Why Durham?

We don’t need to be told how great we are, but do outline exactly what it is about the department that will facilitate your particular research. It will probably be a potential supervisor; your intended research may well relate to theirs. If so, does it complement or extend it in some way? Or would you be bringing something new to one of our research groups? You can get an idea of these through the department’s web pages and through discussing research groups with your proposed supervisor.

Research questions 

Research degrees will typically have a small number of specifically phrased questions (say 1-5). They should be well defined and reachable, i.e. not speculative without any means of investigating them.

Methodology and materials
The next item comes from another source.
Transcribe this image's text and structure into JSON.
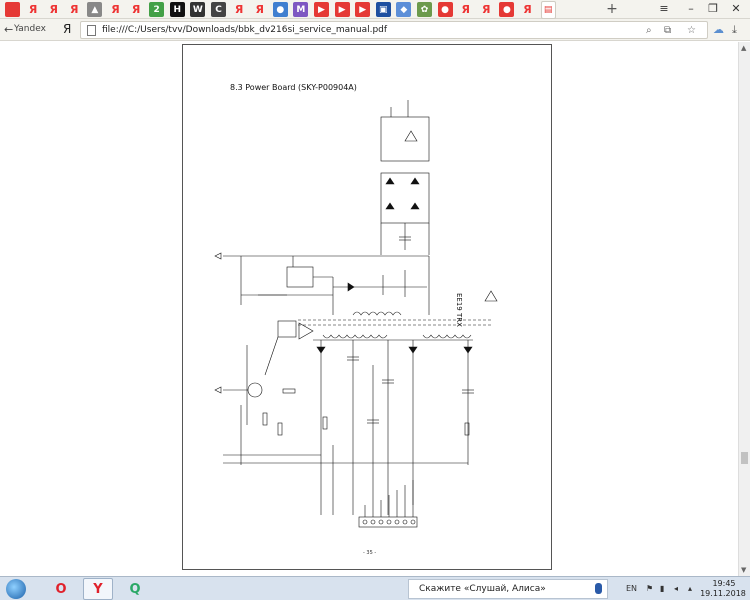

How will you investigate your research questions? You will have identified a particular material or set of materials (sites, landscapes, ceramics, lithics, burials, settlements &c). What existing methodologies exist for their archaeological study; what of these will you use, and why? Will you have a developmental element, e.g. extending a particular method for the first time, or developing a new one? How tried and tested is your methodology? Is there an element of risk (not always a bad thing, but something to discuss with a potential supervisor). What about access to materials (other countries, museums, private collections &c); will this be an issue? A brief quantification/qualification of intended materials will help.


We cannot emphasise enough that research degrees must be completed in a particular time period. When you commence a research degree with us your supervisor/s will help you plan a working timetable, and the department conducts reviews to help you with progress. But a rough idea from the outset of how your 2 or 3 years will look will help. Typically the first third or so of this period is spent preparing the research, i.e. with a full literature review and analysis, isolation of specific fieldwork requirements (what materials/sites &c will be seen) and methodological requirements, and a planning of the fieldwork stage (which might well include the lengthy bureaucracy required to gain access to sites and materials). The second third is taken up with doing the fieldwork, i.e. gathering your data and analysing it. The final third or so is spent considering the implications of your results and writing the project up as your thesis. Breaking your proposed timetable down into 6 month blocks is a good way of approaching the application; remember though, nothing is cast in stone and things do get modified.


Does the department or university have everything required for undertaking your research? This is something that will be clear, or which you can discuss with the potential supervisor.


Different funding bodies and competitions have different requirements, so you should check those before you submit your proposal.

Your research proposal can be uploaded as a document (PDF preferred) as part of your application on the applicant portal.